Interface dataset entries:
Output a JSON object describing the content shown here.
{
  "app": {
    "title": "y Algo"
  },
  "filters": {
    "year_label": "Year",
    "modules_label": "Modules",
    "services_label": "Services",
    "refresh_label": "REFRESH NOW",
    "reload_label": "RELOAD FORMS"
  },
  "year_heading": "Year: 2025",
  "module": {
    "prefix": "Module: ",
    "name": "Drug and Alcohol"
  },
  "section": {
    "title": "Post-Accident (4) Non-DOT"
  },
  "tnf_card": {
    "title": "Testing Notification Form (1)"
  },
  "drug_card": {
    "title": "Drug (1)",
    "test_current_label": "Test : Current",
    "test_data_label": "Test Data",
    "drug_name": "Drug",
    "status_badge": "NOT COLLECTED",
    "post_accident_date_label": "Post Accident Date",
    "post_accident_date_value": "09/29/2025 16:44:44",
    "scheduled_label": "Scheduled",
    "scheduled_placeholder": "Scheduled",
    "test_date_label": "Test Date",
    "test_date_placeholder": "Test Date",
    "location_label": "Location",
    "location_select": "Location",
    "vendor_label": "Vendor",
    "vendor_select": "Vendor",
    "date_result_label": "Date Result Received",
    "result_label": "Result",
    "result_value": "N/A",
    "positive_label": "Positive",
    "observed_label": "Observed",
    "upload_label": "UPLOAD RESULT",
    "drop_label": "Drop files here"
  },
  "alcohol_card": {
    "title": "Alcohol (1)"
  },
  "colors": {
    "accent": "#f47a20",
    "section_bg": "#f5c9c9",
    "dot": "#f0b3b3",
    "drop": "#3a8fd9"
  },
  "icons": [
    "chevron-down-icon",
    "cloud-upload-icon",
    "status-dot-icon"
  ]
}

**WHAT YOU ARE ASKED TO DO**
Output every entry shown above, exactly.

**WORKED SOLUTION**
Output a JSON object describing the content shown here.
{
  "app": {
    "title": "y Algo"
  },
  "filters": {
    "year_label": "Year",
    "modules_label": "Modules",
    "services_label": "Services",
    "refresh_label": "REFRESH NOW",
    "reload_label": "RELOAD FORMS"
  },
  "year_heading": "Year: 2025",
  "module": {
    "prefix": "Module: ",
    "name": "Drug and Alcohol"
  },
  "section": {
    "title": "Post-Accident (4) Non-DOT"
  },
  "tnf_card": {
    "title": "Testing Notification Form (1)"
  },
  "drug_card": {
    "title": "Drug (1)",
    "test_current_label": "Test : Current",
    "test_data_label": "Test Data",
    "drug_name": "Drug",
    "status_badge": "NOT COLLECTED",
    "post_accident_date_label": "Post Accident Date",
    "post_accident_date_value": "09/29/2025 16:44:44",
    "scheduled_label": "Scheduled",
    "scheduled_placeholder": "Scheduled",
    "test_date_label": "Test Date",
    "test_date_placeholder": "Test Date",
    "location_label": "Location",
    "location_select": "Location",
    "vendor_label": "Vendor",
    "vendor_select": "Vendor",
    "date_result_label": "Date Result Received",
    "result_label": "Result",
    "result_value": "N/A",
    "positive_label": "Positive",
    "observed_label": "Observed",
    "upload_label": "UPLOAD RESULT",
    "drop_label": "Drop files here"
  },
  "alcohol_card": {
    "title": "Alcohol (1)"
  },
  "colors": {
    "accent": "#f47a20",
    "section_bg": "#f5c9c9",
    "dot": "#f0b3b3",
    "drop": "#3a8fd9"
  },
  "icons": [
    "chevron-down-icon",
    "cloud-upload-icon",
    "status-dot-icon"
  ]
}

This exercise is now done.